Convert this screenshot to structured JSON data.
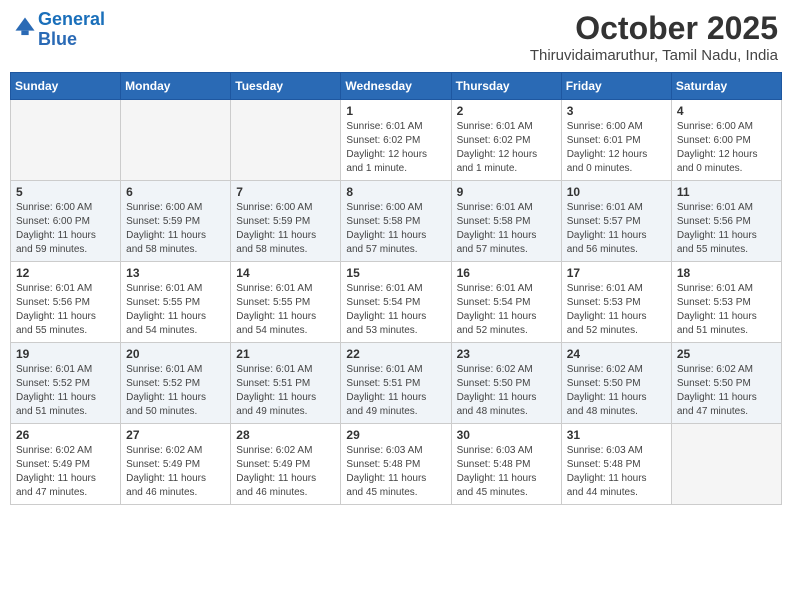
{
  "logo": {
    "line1": "General",
    "line2": "Blue"
  },
  "title": "October 2025",
  "location": "Thiruvidaimaruthur, Tamil Nadu, India",
  "days_of_week": [
    "Sunday",
    "Monday",
    "Tuesday",
    "Wednesday",
    "Thursday",
    "Friday",
    "Saturday"
  ],
  "weeks": [
    [
      {
        "day": "",
        "info": ""
      },
      {
        "day": "",
        "info": ""
      },
      {
        "day": "",
        "info": ""
      },
      {
        "day": "1",
        "info": "Sunrise: 6:01 AM\nSunset: 6:02 PM\nDaylight: 12 hours\nand 1 minute."
      },
      {
        "day": "2",
        "info": "Sunrise: 6:01 AM\nSunset: 6:02 PM\nDaylight: 12 hours\nand 1 minute."
      },
      {
        "day": "3",
        "info": "Sunrise: 6:00 AM\nSunset: 6:01 PM\nDaylight: 12 hours\nand 0 minutes."
      },
      {
        "day": "4",
        "info": "Sunrise: 6:00 AM\nSunset: 6:00 PM\nDaylight: 12 hours\nand 0 minutes."
      }
    ],
    [
      {
        "day": "5",
        "info": "Sunrise: 6:00 AM\nSunset: 6:00 PM\nDaylight: 11 hours\nand 59 minutes."
      },
      {
        "day": "6",
        "info": "Sunrise: 6:00 AM\nSunset: 5:59 PM\nDaylight: 11 hours\nand 58 minutes."
      },
      {
        "day": "7",
        "info": "Sunrise: 6:00 AM\nSunset: 5:59 PM\nDaylight: 11 hours\nand 58 minutes."
      },
      {
        "day": "8",
        "info": "Sunrise: 6:00 AM\nSunset: 5:58 PM\nDaylight: 11 hours\nand 57 minutes."
      },
      {
        "day": "9",
        "info": "Sunrise: 6:01 AM\nSunset: 5:58 PM\nDaylight: 11 hours\nand 57 minutes."
      },
      {
        "day": "10",
        "info": "Sunrise: 6:01 AM\nSunset: 5:57 PM\nDaylight: 11 hours\nand 56 minutes."
      },
      {
        "day": "11",
        "info": "Sunrise: 6:01 AM\nSunset: 5:56 PM\nDaylight: 11 hours\nand 55 minutes."
      }
    ],
    [
      {
        "day": "12",
        "info": "Sunrise: 6:01 AM\nSunset: 5:56 PM\nDaylight: 11 hours\nand 55 minutes."
      },
      {
        "day": "13",
        "info": "Sunrise: 6:01 AM\nSunset: 5:55 PM\nDaylight: 11 hours\nand 54 minutes."
      },
      {
        "day": "14",
        "info": "Sunrise: 6:01 AM\nSunset: 5:55 PM\nDaylight: 11 hours\nand 54 minutes."
      },
      {
        "day": "15",
        "info": "Sunrise: 6:01 AM\nSunset: 5:54 PM\nDaylight: 11 hours\nand 53 minutes."
      },
      {
        "day": "16",
        "info": "Sunrise: 6:01 AM\nSunset: 5:54 PM\nDaylight: 11 hours\nand 52 minutes."
      },
      {
        "day": "17",
        "info": "Sunrise: 6:01 AM\nSunset: 5:53 PM\nDaylight: 11 hours\nand 52 minutes."
      },
      {
        "day": "18",
        "info": "Sunrise: 6:01 AM\nSunset: 5:53 PM\nDaylight: 11 hours\nand 51 minutes."
      }
    ],
    [
      {
        "day": "19",
        "info": "Sunrise: 6:01 AM\nSunset: 5:52 PM\nDaylight: 11 hours\nand 51 minutes."
      },
      {
        "day": "20",
        "info": "Sunrise: 6:01 AM\nSunset: 5:52 PM\nDaylight: 11 hours\nand 50 minutes."
      },
      {
        "day": "21",
        "info": "Sunrise: 6:01 AM\nSunset: 5:51 PM\nDaylight: 11 hours\nand 49 minutes."
      },
      {
        "day": "22",
        "info": "Sunrise: 6:01 AM\nSunset: 5:51 PM\nDaylight: 11 hours\nand 49 minutes."
      },
      {
        "day": "23",
        "info": "Sunrise: 6:02 AM\nSunset: 5:50 PM\nDaylight: 11 hours\nand 48 minutes."
      },
      {
        "day": "24",
        "info": "Sunrise: 6:02 AM\nSunset: 5:50 PM\nDaylight: 11 hours\nand 48 minutes."
      },
      {
        "day": "25",
        "info": "Sunrise: 6:02 AM\nSunset: 5:50 PM\nDaylight: 11 hours\nand 47 minutes."
      }
    ],
    [
      {
        "day": "26",
        "info": "Sunrise: 6:02 AM\nSunset: 5:49 PM\nDaylight: 11 hours\nand 47 minutes."
      },
      {
        "day": "27",
        "info": "Sunrise: 6:02 AM\nSunset: 5:49 PM\nDaylight: 11 hours\nand 46 minutes."
      },
      {
        "day": "28",
        "info": "Sunrise: 6:02 AM\nSunset: 5:49 PM\nDaylight: 11 hours\nand 46 minutes."
      },
      {
        "day": "29",
        "info": "Sunrise: 6:03 AM\nSunset: 5:48 PM\nDaylight: 11 hours\nand 45 minutes."
      },
      {
        "day": "30",
        "info": "Sunrise: 6:03 AM\nSunset: 5:48 PM\nDaylight: 11 hours\nand 45 minutes."
      },
      {
        "day": "31",
        "info": "Sunrise: 6:03 AM\nSunset: 5:48 PM\nDaylight: 11 hours\nand 44 minutes."
      },
      {
        "day": "",
        "info": ""
      }
    ]
  ]
}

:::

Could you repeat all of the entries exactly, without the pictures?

SOLUTION TO THIS PROBLEM
Convert this screenshot to structured JSON data.
{
  "logo": {
    "line1": "General",
    "line2": "Blue"
  },
  "title": "October 2025",
  "location": "Thiruvidaimaruthur, Tamil Nadu, India",
  "days_of_week": [
    "Sunday",
    "Monday",
    "Tuesday",
    "Wednesday",
    "Thursday",
    "Friday",
    "Saturday"
  ],
  "weeks": [
    [
      {
        "day": "",
        "info": ""
      },
      {
        "day": "",
        "info": ""
      },
      {
        "day": "",
        "info": ""
      },
      {
        "day": "1",
        "info": "Sunrise: 6:01 AM\nSunset: 6:02 PM\nDaylight: 12 hours\nand 1 minute."
      },
      {
        "day": "2",
        "info": "Sunrise: 6:01 AM\nSunset: 6:02 PM\nDaylight: 12 hours\nand 1 minute."
      },
      {
        "day": "3",
        "info": "Sunrise: 6:00 AM\nSunset: 6:01 PM\nDaylight: 12 hours\nand 0 minutes."
      },
      {
        "day": "4",
        "info": "Sunrise: 6:00 AM\nSunset: 6:00 PM\nDaylight: 12 hours\nand 0 minutes."
      }
    ],
    [
      {
        "day": "5",
        "info": "Sunrise: 6:00 AM\nSunset: 6:00 PM\nDaylight: 11 hours\nand 59 minutes."
      },
      {
        "day": "6",
        "info": "Sunrise: 6:00 AM\nSunset: 5:59 PM\nDaylight: 11 hours\nand 58 minutes."
      },
      {
        "day": "7",
        "info": "Sunrise: 6:00 AM\nSunset: 5:59 PM\nDaylight: 11 hours\nand 58 minutes."
      },
      {
        "day": "8",
        "info": "Sunrise: 6:00 AM\nSunset: 5:58 PM\nDaylight: 11 hours\nand 57 minutes."
      },
      {
        "day": "9",
        "info": "Sunrise: 6:01 AM\nSunset: 5:58 PM\nDaylight: 11 hours\nand 57 minutes."
      },
      {
        "day": "10",
        "info": "Sunrise: 6:01 AM\nSunset: 5:57 PM\nDaylight: 11 hours\nand 56 minutes."
      },
      {
        "day": "11",
        "info": "Sunrise: 6:01 AM\nSunset: 5:56 PM\nDaylight: 11 hours\nand 55 minutes."
      }
    ],
    [
      {
        "day": "12",
        "info": "Sunrise: 6:01 AM\nSunset: 5:56 PM\nDaylight: 11 hours\nand 55 minutes."
      },
      {
        "day": "13",
        "info": "Sunrise: 6:01 AM\nSunset: 5:55 PM\nDaylight: 11 hours\nand 54 minutes."
      },
      {
        "day": "14",
        "info": "Sunrise: 6:01 AM\nSunset: 5:55 PM\nDaylight: 11 hours\nand 54 minutes."
      },
      {
        "day": "15",
        "info": "Sunrise: 6:01 AM\nSunset: 5:54 PM\nDaylight: 11 hours\nand 53 minutes."
      },
      {
        "day": "16",
        "info": "Sunrise: 6:01 AM\nSunset: 5:54 PM\nDaylight: 11 hours\nand 52 minutes."
      },
      {
        "day": "17",
        "info": "Sunrise: 6:01 AM\nSunset: 5:53 PM\nDaylight: 11 hours\nand 52 minutes."
      },
      {
        "day": "18",
        "info": "Sunrise: 6:01 AM\nSunset: 5:53 PM\nDaylight: 11 hours\nand 51 minutes."
      }
    ],
    [
      {
        "day": "19",
        "info": "Sunrise: 6:01 AM\nSunset: 5:52 PM\nDaylight: 11 hours\nand 51 minutes."
      },
      {
        "day": "20",
        "info": "Sunrise: 6:01 AM\nSunset: 5:52 PM\nDaylight: 11 hours\nand 50 minutes."
      },
      {
        "day": "21",
        "info": "Sunrise: 6:01 AM\nSunset: 5:51 PM\nDaylight: 11 hours\nand 49 minutes."
      },
      {
        "day": "22",
        "info": "Sunrise: 6:01 AM\nSunset: 5:51 PM\nDaylight: 11 hours\nand 49 minutes."
      },
      {
        "day": "23",
        "info": "Sunrise: 6:02 AM\nSunset: 5:50 PM\nDaylight: 11 hours\nand 48 minutes."
      },
      {
        "day": "24",
        "info": "Sunrise: 6:02 AM\nSunset: 5:50 PM\nDaylight: 11 hours\nand 48 minutes."
      },
      {
        "day": "25",
        "info": "Sunrise: 6:02 AM\nSunset: 5:50 PM\nDaylight: 11 hours\nand 47 minutes."
      }
    ],
    [
      {
        "day": "26",
        "info": "Sunrise: 6:02 AM\nSunset: 5:49 PM\nDaylight: 11 hours\nand 47 minutes."
      },
      {
        "day": "27",
        "info": "Sunrise: 6:02 AM\nSunset: 5:49 PM\nDaylight: 11 hours\nand 46 minutes."
      },
      {
        "day": "28",
        "info": "Sunrise: 6:02 AM\nSunset: 5:49 PM\nDaylight: 11 hours\nand 46 minutes."
      },
      {
        "day": "29",
        "info": "Sunrise: 6:03 AM\nSunset: 5:48 PM\nDaylight: 11 hours\nand 45 minutes."
      },
      {
        "day": "30",
        "info": "Sunrise: 6:03 AM\nSunset: 5:48 PM\nDaylight: 11 hours\nand 45 minutes."
      },
      {
        "day": "31",
        "info": "Sunrise: 6:03 AM\nSunset: 5:48 PM\nDaylight: 11 hours\nand 44 minutes."
      },
      {
        "day": "",
        "info": ""
      }
    ]
  ]
}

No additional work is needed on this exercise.